## GOAL OF THE EXERCISE
What follows is a block of records; restate each one word for word.

═════ GIVEN DATA ═════

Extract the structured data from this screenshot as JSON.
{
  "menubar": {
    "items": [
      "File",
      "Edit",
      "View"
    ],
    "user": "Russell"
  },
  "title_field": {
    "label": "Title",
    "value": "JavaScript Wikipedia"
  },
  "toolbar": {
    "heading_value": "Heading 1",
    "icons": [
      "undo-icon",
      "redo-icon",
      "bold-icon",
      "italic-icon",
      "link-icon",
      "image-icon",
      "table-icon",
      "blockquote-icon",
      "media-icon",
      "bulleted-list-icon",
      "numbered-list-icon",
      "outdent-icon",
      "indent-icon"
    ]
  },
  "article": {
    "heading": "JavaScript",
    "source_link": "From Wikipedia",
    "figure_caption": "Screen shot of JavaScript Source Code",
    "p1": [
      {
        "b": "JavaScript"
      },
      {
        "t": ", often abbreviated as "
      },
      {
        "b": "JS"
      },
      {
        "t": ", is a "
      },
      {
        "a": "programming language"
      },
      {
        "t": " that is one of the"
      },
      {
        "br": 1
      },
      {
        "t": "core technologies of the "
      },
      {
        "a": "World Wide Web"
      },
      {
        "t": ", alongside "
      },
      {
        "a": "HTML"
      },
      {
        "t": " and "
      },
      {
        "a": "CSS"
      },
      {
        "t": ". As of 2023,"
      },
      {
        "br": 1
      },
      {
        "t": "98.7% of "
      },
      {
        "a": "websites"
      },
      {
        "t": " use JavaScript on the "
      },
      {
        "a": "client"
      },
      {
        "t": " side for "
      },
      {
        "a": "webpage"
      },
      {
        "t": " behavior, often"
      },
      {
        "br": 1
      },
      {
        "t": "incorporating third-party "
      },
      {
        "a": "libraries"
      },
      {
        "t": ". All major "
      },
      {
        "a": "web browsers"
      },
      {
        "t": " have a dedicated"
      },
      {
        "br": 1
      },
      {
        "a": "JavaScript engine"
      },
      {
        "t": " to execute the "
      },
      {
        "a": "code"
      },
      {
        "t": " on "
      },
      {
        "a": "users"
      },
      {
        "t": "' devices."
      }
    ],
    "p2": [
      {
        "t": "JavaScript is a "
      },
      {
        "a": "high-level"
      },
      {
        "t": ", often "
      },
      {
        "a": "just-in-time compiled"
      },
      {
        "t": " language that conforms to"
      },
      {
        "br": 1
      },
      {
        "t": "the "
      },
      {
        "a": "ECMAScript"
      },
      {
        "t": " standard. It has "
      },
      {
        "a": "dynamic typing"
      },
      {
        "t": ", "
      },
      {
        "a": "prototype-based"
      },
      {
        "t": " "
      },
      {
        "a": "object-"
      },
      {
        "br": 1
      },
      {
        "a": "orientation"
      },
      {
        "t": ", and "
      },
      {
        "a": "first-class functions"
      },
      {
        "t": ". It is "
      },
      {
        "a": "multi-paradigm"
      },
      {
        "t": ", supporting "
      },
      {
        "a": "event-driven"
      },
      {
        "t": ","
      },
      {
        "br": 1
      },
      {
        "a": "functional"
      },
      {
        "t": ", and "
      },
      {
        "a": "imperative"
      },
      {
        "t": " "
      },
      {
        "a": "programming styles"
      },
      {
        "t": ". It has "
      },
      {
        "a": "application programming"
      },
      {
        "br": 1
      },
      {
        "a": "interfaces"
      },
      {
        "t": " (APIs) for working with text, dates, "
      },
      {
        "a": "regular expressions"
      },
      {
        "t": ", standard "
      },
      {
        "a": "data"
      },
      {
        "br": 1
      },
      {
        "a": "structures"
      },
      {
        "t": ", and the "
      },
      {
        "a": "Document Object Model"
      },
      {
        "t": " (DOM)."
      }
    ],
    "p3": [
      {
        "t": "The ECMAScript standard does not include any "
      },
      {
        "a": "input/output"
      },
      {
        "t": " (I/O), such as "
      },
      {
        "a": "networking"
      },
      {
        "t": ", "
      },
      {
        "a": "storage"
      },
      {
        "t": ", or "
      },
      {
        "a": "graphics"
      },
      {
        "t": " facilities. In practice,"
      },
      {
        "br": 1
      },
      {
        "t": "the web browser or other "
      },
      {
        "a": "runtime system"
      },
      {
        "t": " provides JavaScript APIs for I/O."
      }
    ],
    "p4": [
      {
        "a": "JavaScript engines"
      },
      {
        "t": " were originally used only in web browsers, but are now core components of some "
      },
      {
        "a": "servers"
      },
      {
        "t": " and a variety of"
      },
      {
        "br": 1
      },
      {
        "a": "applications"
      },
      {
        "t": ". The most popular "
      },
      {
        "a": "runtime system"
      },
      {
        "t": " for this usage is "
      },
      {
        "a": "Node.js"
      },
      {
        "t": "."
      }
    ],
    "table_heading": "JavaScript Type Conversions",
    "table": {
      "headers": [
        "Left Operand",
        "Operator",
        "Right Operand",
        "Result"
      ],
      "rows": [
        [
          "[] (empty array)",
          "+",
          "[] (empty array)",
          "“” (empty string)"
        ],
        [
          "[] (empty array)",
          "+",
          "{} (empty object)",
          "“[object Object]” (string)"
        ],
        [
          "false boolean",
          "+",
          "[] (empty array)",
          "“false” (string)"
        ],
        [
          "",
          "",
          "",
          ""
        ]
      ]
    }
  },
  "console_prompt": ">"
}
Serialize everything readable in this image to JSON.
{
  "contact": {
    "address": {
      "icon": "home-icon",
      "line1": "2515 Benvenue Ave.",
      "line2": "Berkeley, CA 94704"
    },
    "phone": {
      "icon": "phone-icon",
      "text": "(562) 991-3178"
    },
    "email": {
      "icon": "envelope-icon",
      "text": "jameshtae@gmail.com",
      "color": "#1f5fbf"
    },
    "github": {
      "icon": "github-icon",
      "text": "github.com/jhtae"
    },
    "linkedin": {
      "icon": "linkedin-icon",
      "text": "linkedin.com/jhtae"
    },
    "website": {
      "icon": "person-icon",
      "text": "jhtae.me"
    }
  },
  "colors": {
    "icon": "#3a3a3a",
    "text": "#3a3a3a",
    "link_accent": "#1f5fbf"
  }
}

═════

## RESPONSE TO THIS TASK
Extract the structured data from this screenshot as JSON.
{
  "menubar": {
    "items": [
      "File",
      "Edit",
      "View"
    ],
    "user": "Russell"
  },
  "title_field": {
    "label": "Title",
    "value": "JavaScript Wikipedia"
  },
  "toolbar": {
    "heading_value": "Heading 1",
    "icons": [
      "undo-icon",
      "redo-icon",
      "bold-icon",
      "italic-icon",
      "link-icon",
      "image-icon",
      "table-icon",
      "blockquote-icon",
      "media-icon",
      "bulleted-list-icon",
      "numbered-list-icon",
      "outdent-icon",
      "indent-icon"
    ]
  },
  "article": {
    "heading": "JavaScript",
    "source_link": "From Wikipedia",
    "figure_caption": "Screen shot of JavaScript Source Code",
    "p1": [
      {
        "b": "JavaScript"
      },
      {
        "t": ", often abbreviated as "
      },
      {
        "b": "JS"
      },
      {
        "t": ", is a "
      },
      {
        "a": "programming language"
      },
      {
        "t": " that is one of the"
      },
      {
        "br": 1
      },
      {
        "t": "core technologies of the "
      },
      {
        "a": "World Wide Web"
      },
      {
        "t": ", alongside "
      },
      {
        "a": "HTML"
      },
      {
        "t": " and "
      },
      {
        "a": "CSS"
      },
      {
        "t": ". As of 2023,"
      },
      {
        "br": 1
      },
      {
        "t": "98.7% of "
      },
      {
        "a": "websites"
      },
      {
        "t": " use JavaScript on the "
      },
      {
        "a": "client"
      },
      {
        "t": " side for "
      },
      {
        "a": "webpage"
      },
      {
        "t": " behavior, often"
      },
      {
        "br": 1
      },
      {
        "t": "incorporating third-party "
      },
      {
        "a": "libraries"
      },
      {
        "t": ". All major "
      },
      {
        "a": "web browsers"
      },
      {
        "t": " have a dedicated"
      },
      {
        "br": 1
      },
      {
        "a": "JavaScript engine"
      },
      {
        "t": " to execute the "
      },
      {
        "a": "code"
      },
      {
        "t": " on "
      },
      {
        "a": "users"
      },
      {
        "t": "' devices."
      }
    ],
    "p2": [
      {
        "t": "JavaScript is a "
      },
      {
        "a": "high-level"
      },
      {
        "t": ", often "
      },
      {
        "a": "just-in-time compiled"
      },
      {
        "t": " language that conforms to"
      },
      {
        "br": 1
      },
      {
        "t": "the "
      },
      {
        "a": "ECMAScript"
      },
      {
        "t": " standard. It has "
      },
      {
        "a": "dynamic typing"
      },
      {
        "t": ", "
      },
      {
        "a": "prototype-based"
      },
      {
        "t": " "
      },
      {
        "a": "object-"
      },
      {
        "br": 1
      },
      {
        "a": "orientation"
      },
      {
        "t": ", and "
      },
      {
        "a": "first-class functions"
      },
      {
        "t": ". It is "
      },
      {
        "a": "multi-paradigm"
      },
      {
        "t": ", supporting "
      },
      {
        "a": "event-driven"
      },
      {
        "t": ","
      },
      {
        "br": 1
      },
      {
        "a": "functional"
      },
      {
        "t": ", and "
      },
      {
        "a": "imperative"
      },
      {
        "t": " "
      },
      {
        "a": "programming styles"
      },
      {
        "t": ". It has "
      },
      {
        "a": "application programming"
      },
      {
        "br": 1
      },
      {
        "a": "interfaces"
      },
      {
        "t": " (APIs) for working with text, dates, "
      },
      {
        "a": "regular expressions"
      },
      {
        "t": ", standard "
      },
      {
        "a": "data"
      },
      {
        "br": 1
      },
      {
        "a": "structures"
      },
      {
        "t": ", and the "
      },
      {
        "a": "Document Object Model"
      },
      {
        "t": " (DOM)."
      }
    ],
    "p3": [
      {
        "t": "The ECMAScript standard does not include any "
      },
      {
        "a": "input/output"
      },
      {
        "t": " (I/O), such as "
      },
      {
        "a": "networking"
      },
      {
        "t": ", "
      },
      {
        "a": "storage"
      },
      {
        "t": ", or "
      },
      {
        "a": "graphics"
      },
      {
        "t": " facilities. In practice,"
      },
      {
        "br": 1
      },
      {
        "t": "the web browser or other "
      },
      {
        "a": "runtime system"
      },
      {
        "t": " provides JavaScript APIs for I/O."
      }
    ],
    "p4": [
      {
        "a": "JavaScript engines"
      },
      {
        "t": " were originally used only in web browsers, but are now core components of some "
      },
      {
        "a": "servers"
      },
      {
        "t": " and a variety of"
      },
      {
        "br": 1
      },
      {
        "a": "applications"
      },
      {
        "t": ". The most popular "
      },
      {
        "a": "runtime system"
      },
      {
        "t": " for this usage is "
      },
      {
        "a": "Node.js"
      },
      {
        "t": "."
      }
    ],
    "table_heading": "JavaScript Type Conversions",
    "table": {
      "headers": [
        "Left Operand",
        "Operator",
        "Right Operand",
        "Result"
      ],
      "rows": [
        [
          "[] (empty array)",
          "+",
          "[] (empty array)",
          "“” (empty string)"
        ],
        [
          "[] (empty array)",
          "+",
          "{} (empty object)",
          "“[object Object]” (string)"
        ],
        [
          "false boolean",
          "+",
          "[] (empty array)",
          "“false” (string)"
        ],
        [
          "",
          "",
          "",
          ""
        ]
      ]
    }
  },
  "console_prompt": ">"
}
Serialize everything readable in this image to JSON.
{
  "contact": {
    "address": {
      "icon": "home-icon",
      "line1": "2515 Benvenue Ave.",
      "line2": "Berkeley, CA 94704"
    },
    "phone": {
      "icon": "phone-icon",
      "text": "(562) 991-3178"
    },
    "email": {
      "icon": "envelope-icon",
      "text": "jameshtae@gmail.com",
      "color": "#1f5fbf"
    },
    "github": {
      "icon": "github-icon",
      "text": "github.com/jhtae"
    },
    "linkedin": {
      "icon": "linkedin-icon",
      "text": "linkedin.com/jhtae"
    },
    "website": {
      "icon": "person-icon",
      "text": "jhtae.me"
    }
  },
  "colors": {
    "icon": "#3a3a3a",
    "text": "#3a3a3a",
    "link_accent": "#1f5fbf"
  }
}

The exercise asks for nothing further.